"This is an issue that is very personal, near and dear to our hearts, and important to our family and the entire LuLaRoe community," they said.

Despite their apology, in a message to her private LuLaRoe group, which was shared with BuzzFeed News, Taya mocked the controversy. "Haters gonna hate," she said.


"We embrace our imperfections, man boobs and all," she said.

She encouraged those in her corner to check back on Monday "to party."

Budenbender concluded with a hashtag: "#standwithtayaandbobby."

Many of their customers have also posted to the couple's private Facebook group, pledging support.


"I don't know what you said nor do I care," said one person. "You sincerely apologized, hold your head up and keep doing what you do, I've watched y'all a few times you don't seem like you meant to say anything bad so just move on with your life and let the haters hate and let God lead you."

The couple also isn't letting the controversy affect their business, and continues to sell clothes on their page.

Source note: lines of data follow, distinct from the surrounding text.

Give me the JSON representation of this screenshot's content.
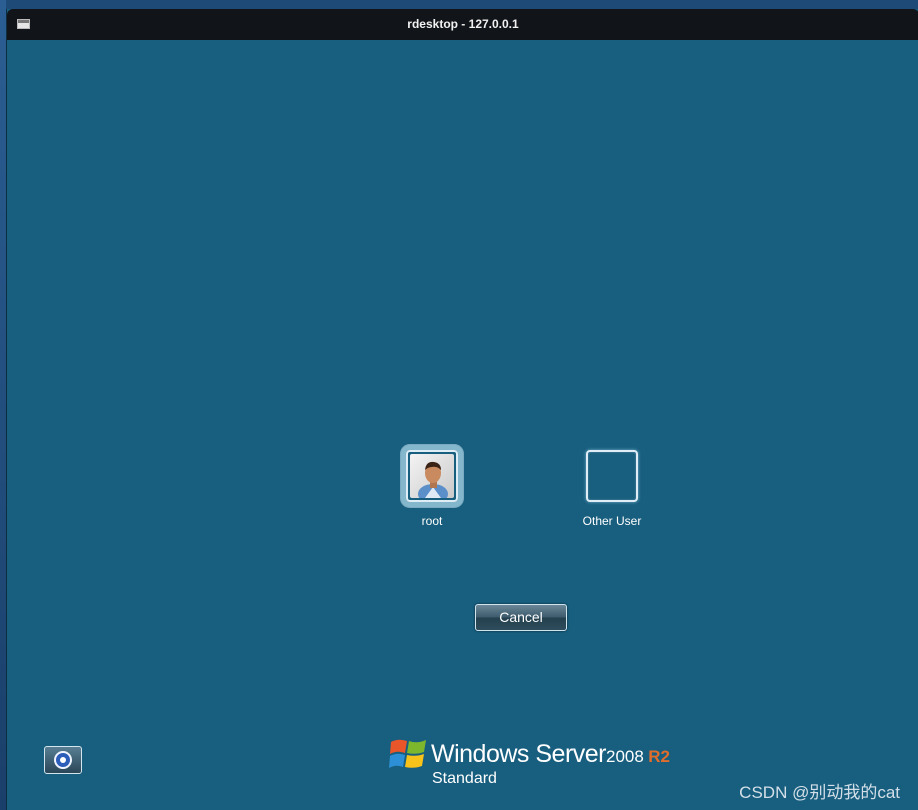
{
  "window": {
    "title": "rdesktop - 127.0.0.1"
  },
  "logon": {
    "users": [
      {
        "label": "root",
        "selected": true,
        "icon": "user-avatar-icon"
      },
      {
        "label": "Other User",
        "selected": false,
        "icon": "blank-user-tile"
      }
    ],
    "cancel_label": "Cancel",
    "ease_of_access_icon": "ease-of-access-icon"
  },
  "branding": {
    "product": "Windows Server",
    "version": "2008",
    "release": "R2",
    "edition": "Standard",
    "release_color": "#e06d2c"
  },
  "watermark": "CSDN @别动我的cat",
  "colors": {
    "background": "#185e7e",
    "titlebar": "#111418"
  }
}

The Budenbenders have not returned a request for comment.

UPDATE: LuLaRoe CEO Mark Stidham has announced the Budenbenders have been suspended for 30 days.

In a vlog, Stidham said he chose to forgive Robert because he seemed sorry, not because he is a top seller.

"We do not condone, nor do we accept, nor do we stand behind the behavior that Bobby exhibited," he said. "His behavior was unacceptable, its indefensible, but for me, it's not unforgivable."

As for the NDSS, Stidham said LuLaRoe now believes their mission is too narrow for a partnership to make sense.

"Their mission is very narrowly focused on individuals with Down syndrome," he said. "As a company, our focus is on everybody."

He said this was meant to "serve the greater good."